Kids Fit...Not Fat
The National Institutes of Health (NIH) says about 55 percent of adults
are overweight or obese, up from 43 percent in 1960. Much
of this can be attributed to
poor habits in their youth. The Surgeon General's Report on
Physical Activity and Health found that school-based programs are
successful in increasing physical activity levels and emphasizing
the substantial benefits of regular moderate exercise. Yet, by the
time children reach high school, only 19 percent of them are considered
physically active. Many adults feel miserable about their weight.
In most cases their struggles with food began in childhood. In the
past 20 years, obesity among 6 to 11 year-old children has increased
are playing less and getting less exercise because of technology.
As parents, we need to teach our children about having balance in
our lives, exercise, fitness, and good eating habits. We need

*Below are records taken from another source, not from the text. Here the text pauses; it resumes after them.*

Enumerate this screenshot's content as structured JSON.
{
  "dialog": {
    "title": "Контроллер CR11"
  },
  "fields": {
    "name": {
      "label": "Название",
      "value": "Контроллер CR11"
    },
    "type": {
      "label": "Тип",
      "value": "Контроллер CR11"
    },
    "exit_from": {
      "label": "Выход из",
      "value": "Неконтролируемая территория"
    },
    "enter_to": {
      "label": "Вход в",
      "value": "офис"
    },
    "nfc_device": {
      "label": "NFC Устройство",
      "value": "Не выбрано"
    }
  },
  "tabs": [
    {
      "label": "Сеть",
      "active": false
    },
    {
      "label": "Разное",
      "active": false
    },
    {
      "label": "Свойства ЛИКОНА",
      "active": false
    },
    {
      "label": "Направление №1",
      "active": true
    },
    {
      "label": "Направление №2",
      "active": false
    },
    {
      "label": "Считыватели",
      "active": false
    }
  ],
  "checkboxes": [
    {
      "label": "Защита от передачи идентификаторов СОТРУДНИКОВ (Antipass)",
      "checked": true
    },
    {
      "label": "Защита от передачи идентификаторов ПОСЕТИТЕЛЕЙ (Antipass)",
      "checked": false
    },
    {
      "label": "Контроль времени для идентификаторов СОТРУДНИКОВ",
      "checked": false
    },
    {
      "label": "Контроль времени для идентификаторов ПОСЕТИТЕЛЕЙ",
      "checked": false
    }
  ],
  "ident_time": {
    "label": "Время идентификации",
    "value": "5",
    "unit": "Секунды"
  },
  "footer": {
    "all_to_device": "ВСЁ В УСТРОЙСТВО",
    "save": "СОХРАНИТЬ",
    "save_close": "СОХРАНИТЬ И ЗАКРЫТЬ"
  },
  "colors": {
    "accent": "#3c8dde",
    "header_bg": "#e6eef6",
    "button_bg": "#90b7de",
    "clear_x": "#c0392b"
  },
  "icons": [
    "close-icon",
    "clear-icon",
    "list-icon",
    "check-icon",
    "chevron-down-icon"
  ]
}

to set a good example and train our children for life. Kids
shouldn't wait till they grow up to start exercising and eating right.
Here are some
tips to help your kids stay active apart from rewiring your TV and
- Set a good
example. If you aren't active, why should your kids be?
- Instead of
taking the car to the store, walk or ride bikes with your kids.
- Instead of
having the weekly family outing to the movies, go to the park
- Have birthday
parties at parks, water parks, the Discovery Zone, skating rinks,
and other active places where your kids can run, jump, and play.
- Do things
with your kids that are fun for both of you. Go swimming,
hiking, ride bikes, jump rope, tag, kickball, catch, etc.
can help your kids grow into fit and healthy adults by reducing
their risk of a wide range of health problems such as heart disease,
cancer, diabetes, obesity and high blood pressure. And, in addition
to keeping your child physically healthy, staying fit can also boost
their self-esteem, according to the American Dietetic Association
(ADA). So help your kids get excited about exercise while they're
young. Exercising can become a habit that will provide them with
a lifetime of benefits.
activity is proven to improve quality of life for children and is
important in decreasing the risk of obesity, heart disease, depression
and a myriad of other health problems throughout their lives. Some
experts say that if one in five inactive individuals in North America
became active, more than $100 billion in health care and related
costs could be avoided.
the physical activity level of children and youth and providing
visionary leadership, resource support and effective programs is
critical for the future of our children. The time is now to address
decreasing activity levels and the resulting health implications
in youth today.